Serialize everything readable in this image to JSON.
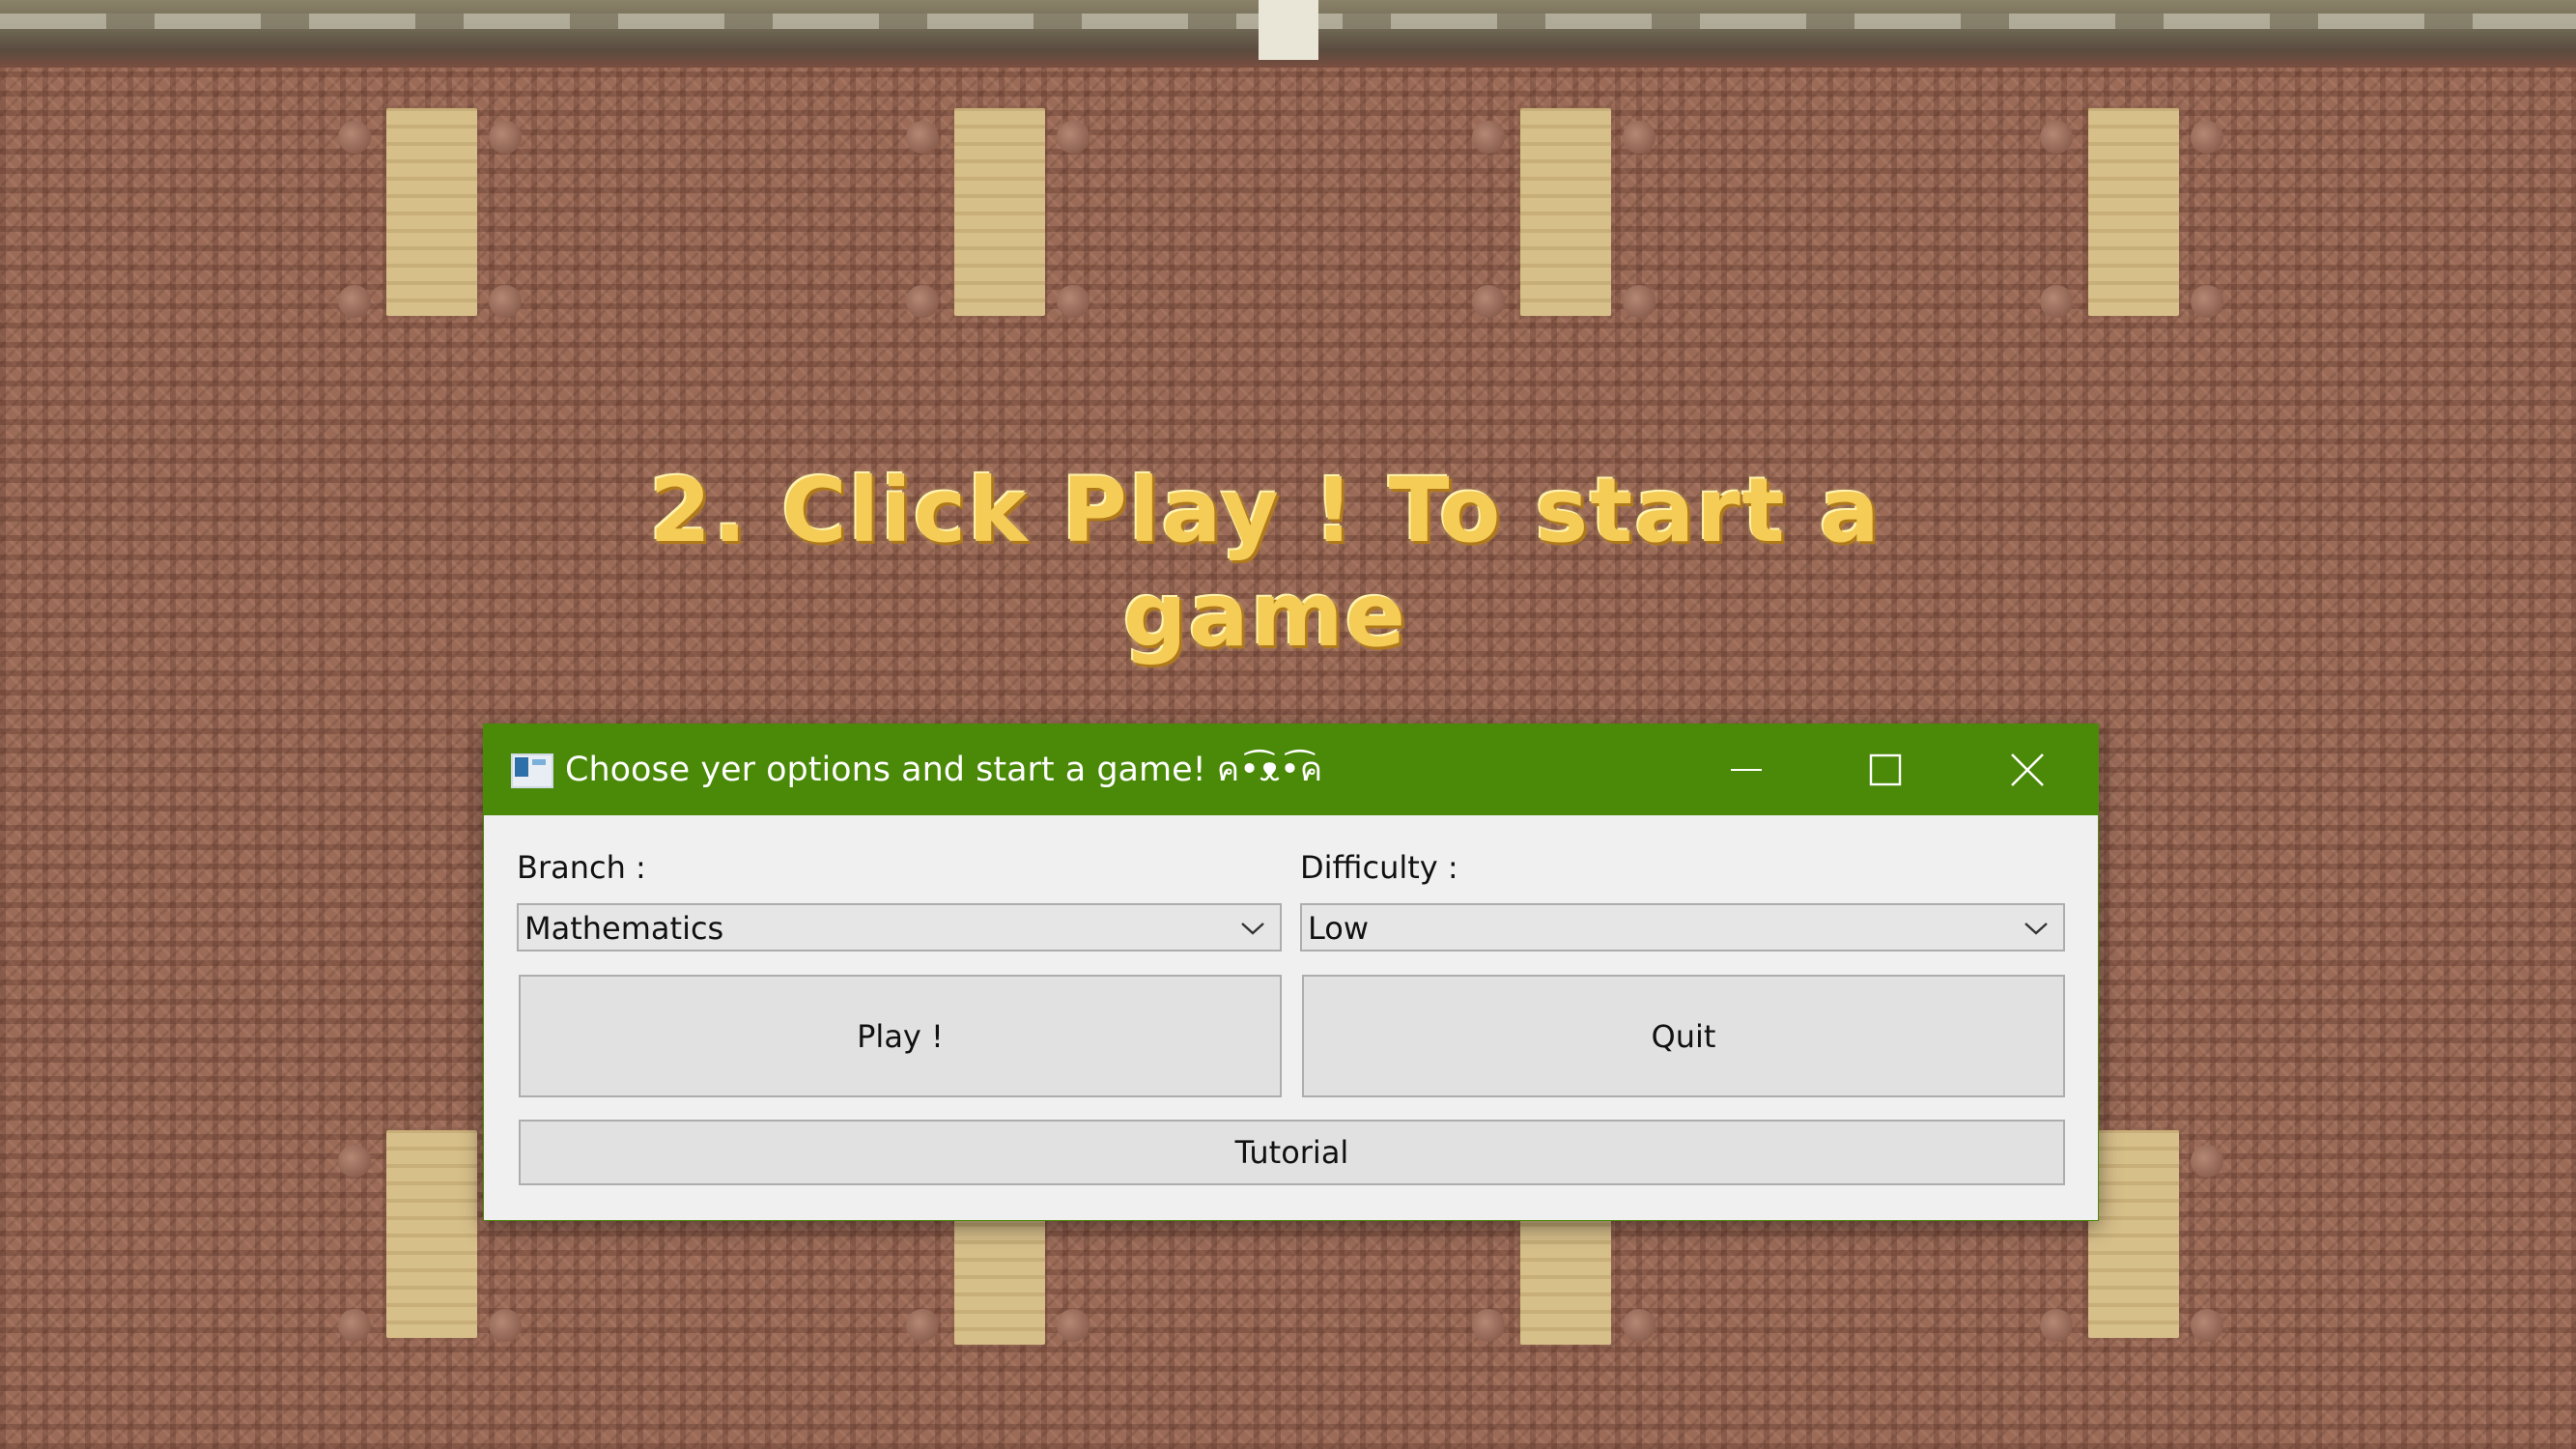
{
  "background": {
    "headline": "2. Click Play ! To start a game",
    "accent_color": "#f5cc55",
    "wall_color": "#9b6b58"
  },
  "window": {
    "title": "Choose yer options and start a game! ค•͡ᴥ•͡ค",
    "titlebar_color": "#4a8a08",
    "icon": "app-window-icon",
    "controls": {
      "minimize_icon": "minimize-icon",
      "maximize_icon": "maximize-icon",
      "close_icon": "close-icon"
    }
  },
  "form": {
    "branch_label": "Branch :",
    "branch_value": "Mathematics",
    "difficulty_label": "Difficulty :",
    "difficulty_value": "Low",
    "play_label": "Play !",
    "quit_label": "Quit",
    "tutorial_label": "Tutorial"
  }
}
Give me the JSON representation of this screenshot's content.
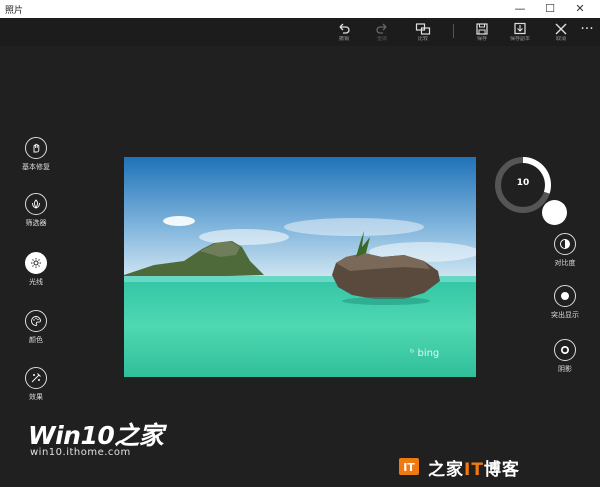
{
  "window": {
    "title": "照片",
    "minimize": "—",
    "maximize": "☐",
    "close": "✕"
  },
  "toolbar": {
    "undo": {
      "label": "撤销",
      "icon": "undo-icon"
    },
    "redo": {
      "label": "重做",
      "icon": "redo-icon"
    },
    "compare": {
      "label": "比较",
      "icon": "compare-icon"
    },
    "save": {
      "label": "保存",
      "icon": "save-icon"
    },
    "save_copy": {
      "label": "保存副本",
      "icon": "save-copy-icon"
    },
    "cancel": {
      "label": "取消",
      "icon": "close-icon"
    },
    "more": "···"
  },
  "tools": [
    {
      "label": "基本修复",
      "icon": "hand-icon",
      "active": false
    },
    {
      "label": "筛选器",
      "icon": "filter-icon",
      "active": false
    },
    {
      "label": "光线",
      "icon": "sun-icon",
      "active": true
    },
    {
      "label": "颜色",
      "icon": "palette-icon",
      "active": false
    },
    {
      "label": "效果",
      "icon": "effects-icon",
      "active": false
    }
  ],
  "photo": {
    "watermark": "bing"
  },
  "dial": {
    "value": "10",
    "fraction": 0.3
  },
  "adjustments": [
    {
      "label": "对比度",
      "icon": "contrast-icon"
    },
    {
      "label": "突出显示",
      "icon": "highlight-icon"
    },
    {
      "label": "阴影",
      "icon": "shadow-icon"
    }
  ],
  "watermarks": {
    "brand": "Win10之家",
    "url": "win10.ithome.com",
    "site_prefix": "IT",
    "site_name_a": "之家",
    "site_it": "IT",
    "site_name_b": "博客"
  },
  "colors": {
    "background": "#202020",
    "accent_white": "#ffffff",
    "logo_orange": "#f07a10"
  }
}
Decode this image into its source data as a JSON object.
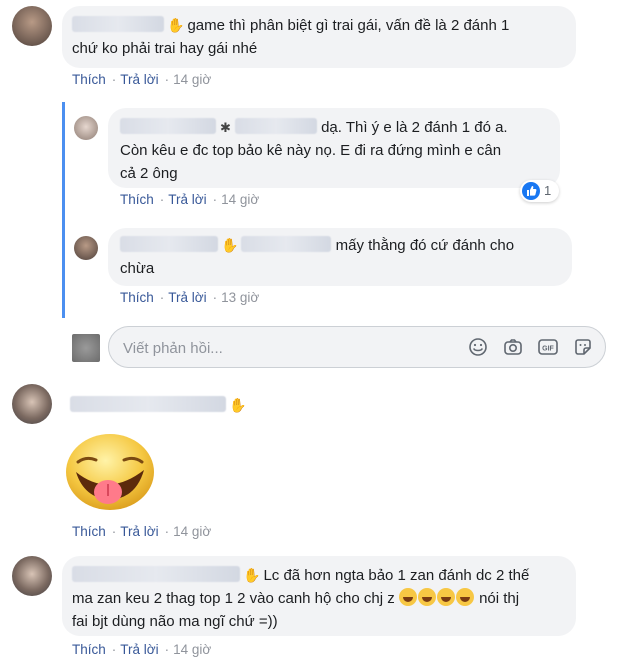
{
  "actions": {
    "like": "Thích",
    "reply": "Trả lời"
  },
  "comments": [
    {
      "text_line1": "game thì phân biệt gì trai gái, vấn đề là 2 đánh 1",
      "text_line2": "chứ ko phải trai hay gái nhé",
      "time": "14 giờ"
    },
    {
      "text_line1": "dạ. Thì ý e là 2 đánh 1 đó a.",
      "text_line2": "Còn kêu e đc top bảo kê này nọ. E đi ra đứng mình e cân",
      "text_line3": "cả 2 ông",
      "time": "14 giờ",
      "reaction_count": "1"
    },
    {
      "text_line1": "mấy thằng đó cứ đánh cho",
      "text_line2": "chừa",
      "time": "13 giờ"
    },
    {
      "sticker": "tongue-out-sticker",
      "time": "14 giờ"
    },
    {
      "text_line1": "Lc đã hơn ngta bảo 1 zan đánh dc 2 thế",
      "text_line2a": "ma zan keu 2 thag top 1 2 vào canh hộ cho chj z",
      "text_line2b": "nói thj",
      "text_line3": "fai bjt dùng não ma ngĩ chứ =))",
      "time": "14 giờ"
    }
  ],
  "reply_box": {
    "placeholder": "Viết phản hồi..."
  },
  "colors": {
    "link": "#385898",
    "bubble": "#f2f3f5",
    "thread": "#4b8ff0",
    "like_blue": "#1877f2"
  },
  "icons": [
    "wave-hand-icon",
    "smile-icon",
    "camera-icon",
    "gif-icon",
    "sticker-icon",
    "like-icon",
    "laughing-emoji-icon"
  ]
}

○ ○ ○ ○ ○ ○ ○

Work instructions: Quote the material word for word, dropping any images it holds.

Solution to this task:
Serialize everything readable in this image to JSON.
{
  "background": {
    "headline": "2. Click Play ! To start a game",
    "accent_color": "#f5cc55",
    "wall_color": "#9b6b58"
  },
  "window": {
    "title": "Choose yer options and start a game! ค•͡ᴥ•͡ค",
    "titlebar_color": "#4a8a08",
    "icon": "app-window-icon",
    "controls": {
      "minimize_icon": "minimize-icon",
      "maximize_icon": "maximize-icon",
      "close_icon": "close-icon"
    }
  },
  "form": {
    "branch_label": "Branch :",
    "branch_value": "Mathematics",
    "difficulty_label": "Difficulty :",
    "difficulty_value": "Low",
    "play_label": "Play !",
    "quit_label": "Quit",
    "tutorial_label": "Tutorial"
  }
}
Give me the JSON representation of this screenshot's content.
{
  "window": {
    "title": "照片",
    "minimize": "—",
    "maximize": "☐",
    "close": "✕"
  },
  "toolbar": {
    "undo": {
      "label": "撤销",
      "icon": "undo-icon"
    },
    "redo": {
      "label": "重做",
      "icon": "redo-icon"
    },
    "compare": {
      "label": "比较",
      "icon": "compare-icon"
    },
    "save": {
      "label": "保存",
      "icon": "save-icon"
    },
    "save_copy": {
      "label": "保存副本",
      "icon": "save-copy-icon"
    },
    "cancel": {
      "label": "取消",
      "icon": "close-icon"
    },
    "more": "···"
  },
  "tools": [
    {
      "label": "基本修复",
      "icon": "hand-icon",
      "active": false
    },
    {
      "label": "筛选器",
      "icon": "filter-icon",
      "active": false
    },
    {
      "label": "光线",
      "icon": "sun-icon",
      "active": true
    },
    {
      "label": "颜色",
      "icon": "palette-icon",
      "active": false
    },
    {
      "label": "效果",
      "icon": "effects-icon",
      "active": false
    }
  ],
  "photo": {
    "watermark": "bing"
  },
  "dial": {
    "value": "10",
    "fraction": 0.3
  },
  "adjustments": [
    {
      "label": "对比度",
      "icon": "contrast-icon"
    },
    {
      "label": "突出显示",
      "icon": "highlight-icon"
    },
    {
      "label": "阴影",
      "icon": "shadow-icon"
    }
  ],
  "watermarks": {
    "brand": "Win10之家",
    "url": "win10.ithome.com",
    "site_prefix": "IT",
    "site_name_a": "之家",
    "site_it": "IT",
    "site_name_b": "博客"
  },
  "colors": {
    "background": "#202020",
    "accent_white": "#ffffff",
    "logo_orange": "#f07a10"
  }
}
Decode this image into its source data as a JSON object.
{
  "actions": {
    "like": "Thích",
    "reply": "Trả lời"
  },
  "comments": [
    {
      "text_line1": "game thì phân biệt gì trai gái, vấn đề là 2 đánh 1",
      "text_line2": "chứ ko phải trai hay gái nhé",
      "time": "14 giờ"
    },
    {
      "text_line1": "dạ. Thì ý e là 2 đánh 1 đó a.",
      "text_line2": "Còn kêu e đc top bảo kê này nọ. E đi ra đứng mình e cân",
      "text_line3": "cả 2 ông",
      "time": "14 giờ",
      "reaction_count": "1"
    },
    {
      "text_line1": "mấy thằng đó cứ đánh cho",
      "text_line2": "chừa",
      "time": "13 giờ"
    },
    {
      "sticker": "tongue-out-sticker",
      "time": "14 giờ"
    },
    {
      "text_line1": "Lc đã hơn ngta bảo 1 zan đánh dc 2 thế",
      "text_line2a": "ma zan keu 2 thag top 1 2 vào canh hộ cho chj z",
      "text_line2b": "nói thj",
      "text_line3": "fai bjt dùng não ma ngĩ chứ =))",
      "time": "14 giờ"
    }
  ],
  "reply_box": {
    "placeholder": "Viết phản hồi..."
  },
  "colors": {
    "link": "#385898",
    "bubble": "#f2f3f5",
    "thread": "#4b8ff0",
    "like_blue": "#1877f2"
  },
  "icons": [
    "wave-hand-icon",
    "smile-icon",
    "camera-icon",
    "gif-icon",
    "sticker-icon",
    "like-icon",
    "laughing-emoji-icon"
  ]
}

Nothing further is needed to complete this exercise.